When Medicare was facing an impossible $13 trillion funding gap, Congress opted for a bold fix: It handed over part of the program to insurance companies, expecting them to provide better care at a lower cost. The new program was named Medicare Advantage.
Nearly 15 years later, a third of all Americans who receive some form of Medicare have chosen the insurer-provided version, which, by most accounts, has been a success.
But now a whistle-blower, a former well-placed official at UnitedHealth Group, asserts that the big insurance companies have been systematically bilking Medicare Advantage for years, reaping billions of taxpayer dollars from the program by gaming the payment system.
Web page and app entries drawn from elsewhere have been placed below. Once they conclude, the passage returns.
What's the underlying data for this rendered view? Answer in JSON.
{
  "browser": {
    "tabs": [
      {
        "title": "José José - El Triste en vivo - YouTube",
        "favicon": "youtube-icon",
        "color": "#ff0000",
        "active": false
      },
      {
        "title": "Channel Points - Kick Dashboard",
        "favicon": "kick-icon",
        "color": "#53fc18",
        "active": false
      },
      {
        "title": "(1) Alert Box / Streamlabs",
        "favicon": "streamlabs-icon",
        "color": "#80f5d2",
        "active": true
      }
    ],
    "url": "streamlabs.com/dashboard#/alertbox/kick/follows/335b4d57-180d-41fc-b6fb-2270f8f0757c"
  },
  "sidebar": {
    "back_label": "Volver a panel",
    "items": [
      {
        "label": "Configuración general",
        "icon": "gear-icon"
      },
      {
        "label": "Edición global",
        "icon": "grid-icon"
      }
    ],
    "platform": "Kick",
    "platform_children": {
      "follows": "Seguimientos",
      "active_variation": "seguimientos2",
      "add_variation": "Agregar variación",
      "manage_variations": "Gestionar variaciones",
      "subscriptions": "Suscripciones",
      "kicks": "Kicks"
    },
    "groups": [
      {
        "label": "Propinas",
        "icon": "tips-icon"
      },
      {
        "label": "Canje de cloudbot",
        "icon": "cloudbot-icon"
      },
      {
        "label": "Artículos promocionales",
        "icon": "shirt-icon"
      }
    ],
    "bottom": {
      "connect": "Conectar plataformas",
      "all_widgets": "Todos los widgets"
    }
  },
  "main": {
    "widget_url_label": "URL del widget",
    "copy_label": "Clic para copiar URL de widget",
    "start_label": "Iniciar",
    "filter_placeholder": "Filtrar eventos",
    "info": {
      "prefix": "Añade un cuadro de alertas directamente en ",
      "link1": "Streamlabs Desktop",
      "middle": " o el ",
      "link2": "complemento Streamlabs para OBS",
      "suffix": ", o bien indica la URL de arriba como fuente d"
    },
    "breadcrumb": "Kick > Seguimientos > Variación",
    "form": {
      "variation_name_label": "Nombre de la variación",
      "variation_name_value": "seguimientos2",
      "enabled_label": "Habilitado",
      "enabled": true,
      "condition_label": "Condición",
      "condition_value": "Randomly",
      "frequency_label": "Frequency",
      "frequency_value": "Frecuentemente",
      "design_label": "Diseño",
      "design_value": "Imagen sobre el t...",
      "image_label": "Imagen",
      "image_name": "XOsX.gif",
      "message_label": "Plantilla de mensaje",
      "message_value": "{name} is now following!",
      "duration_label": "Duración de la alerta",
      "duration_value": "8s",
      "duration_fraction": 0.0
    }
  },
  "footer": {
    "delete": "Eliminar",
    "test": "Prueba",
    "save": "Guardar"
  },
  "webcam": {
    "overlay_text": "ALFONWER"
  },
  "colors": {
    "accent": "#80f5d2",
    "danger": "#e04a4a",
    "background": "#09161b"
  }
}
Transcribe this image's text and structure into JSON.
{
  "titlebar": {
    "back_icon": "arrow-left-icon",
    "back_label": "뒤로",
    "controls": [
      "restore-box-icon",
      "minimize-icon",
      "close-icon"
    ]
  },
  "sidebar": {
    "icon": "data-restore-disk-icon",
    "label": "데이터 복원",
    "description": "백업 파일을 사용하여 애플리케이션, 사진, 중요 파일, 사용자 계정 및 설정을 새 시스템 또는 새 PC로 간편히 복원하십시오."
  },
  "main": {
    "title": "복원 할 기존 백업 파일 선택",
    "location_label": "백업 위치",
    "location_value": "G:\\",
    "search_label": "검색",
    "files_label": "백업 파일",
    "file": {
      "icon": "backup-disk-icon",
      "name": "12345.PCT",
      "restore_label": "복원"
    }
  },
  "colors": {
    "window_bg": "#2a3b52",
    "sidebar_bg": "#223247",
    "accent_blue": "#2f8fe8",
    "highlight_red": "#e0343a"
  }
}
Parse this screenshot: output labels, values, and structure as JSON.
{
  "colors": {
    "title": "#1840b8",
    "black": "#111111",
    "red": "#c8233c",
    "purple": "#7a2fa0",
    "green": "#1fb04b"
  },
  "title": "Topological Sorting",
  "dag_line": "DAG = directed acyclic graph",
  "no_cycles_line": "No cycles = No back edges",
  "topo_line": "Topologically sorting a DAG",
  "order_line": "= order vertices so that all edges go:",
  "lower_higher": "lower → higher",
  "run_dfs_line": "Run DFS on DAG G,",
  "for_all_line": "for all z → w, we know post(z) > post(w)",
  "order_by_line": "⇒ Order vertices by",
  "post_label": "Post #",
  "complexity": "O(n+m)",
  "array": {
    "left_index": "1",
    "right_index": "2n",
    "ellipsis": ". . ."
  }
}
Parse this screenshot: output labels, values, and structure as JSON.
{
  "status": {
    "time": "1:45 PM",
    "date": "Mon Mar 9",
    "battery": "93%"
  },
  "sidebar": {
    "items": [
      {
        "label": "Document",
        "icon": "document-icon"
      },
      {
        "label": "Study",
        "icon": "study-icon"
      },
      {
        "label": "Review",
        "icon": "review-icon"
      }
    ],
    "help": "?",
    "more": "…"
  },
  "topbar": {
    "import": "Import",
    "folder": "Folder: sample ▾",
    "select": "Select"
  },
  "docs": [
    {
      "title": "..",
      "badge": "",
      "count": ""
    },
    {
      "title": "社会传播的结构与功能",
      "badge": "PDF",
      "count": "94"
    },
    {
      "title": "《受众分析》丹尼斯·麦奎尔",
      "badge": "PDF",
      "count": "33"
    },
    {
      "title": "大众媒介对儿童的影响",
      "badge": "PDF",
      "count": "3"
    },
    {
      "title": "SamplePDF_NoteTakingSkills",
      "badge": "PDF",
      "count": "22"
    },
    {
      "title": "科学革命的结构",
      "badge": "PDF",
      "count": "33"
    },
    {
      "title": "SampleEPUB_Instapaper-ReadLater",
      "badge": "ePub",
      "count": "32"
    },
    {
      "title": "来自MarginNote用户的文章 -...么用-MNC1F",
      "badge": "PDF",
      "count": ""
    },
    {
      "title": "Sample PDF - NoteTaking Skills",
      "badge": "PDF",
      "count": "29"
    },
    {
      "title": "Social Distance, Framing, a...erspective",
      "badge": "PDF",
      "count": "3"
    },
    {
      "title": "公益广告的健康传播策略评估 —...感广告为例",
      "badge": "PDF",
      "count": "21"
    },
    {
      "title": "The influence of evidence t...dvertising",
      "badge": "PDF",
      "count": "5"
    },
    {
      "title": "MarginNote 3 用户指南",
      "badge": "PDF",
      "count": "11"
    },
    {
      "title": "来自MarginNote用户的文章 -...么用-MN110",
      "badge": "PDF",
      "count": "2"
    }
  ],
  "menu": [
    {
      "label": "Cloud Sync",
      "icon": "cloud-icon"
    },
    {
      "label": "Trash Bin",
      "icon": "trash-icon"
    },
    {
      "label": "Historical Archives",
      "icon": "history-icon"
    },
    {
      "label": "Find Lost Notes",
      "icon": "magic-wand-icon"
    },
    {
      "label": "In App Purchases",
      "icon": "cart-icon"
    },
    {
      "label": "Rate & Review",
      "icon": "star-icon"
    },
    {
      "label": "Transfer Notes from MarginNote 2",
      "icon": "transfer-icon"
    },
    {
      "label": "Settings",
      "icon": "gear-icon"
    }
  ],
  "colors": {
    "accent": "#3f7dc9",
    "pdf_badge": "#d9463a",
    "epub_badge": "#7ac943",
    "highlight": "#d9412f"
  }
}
The Justice Department takes the whistle-blower’s claims so seriously that it has said it intends to sue the whistle-blower’s former employer, UnitedHealth Group, even as it investigates other Medicare Advantage participants. The agency has until the end of Tuesday to take action against UnitedHealth.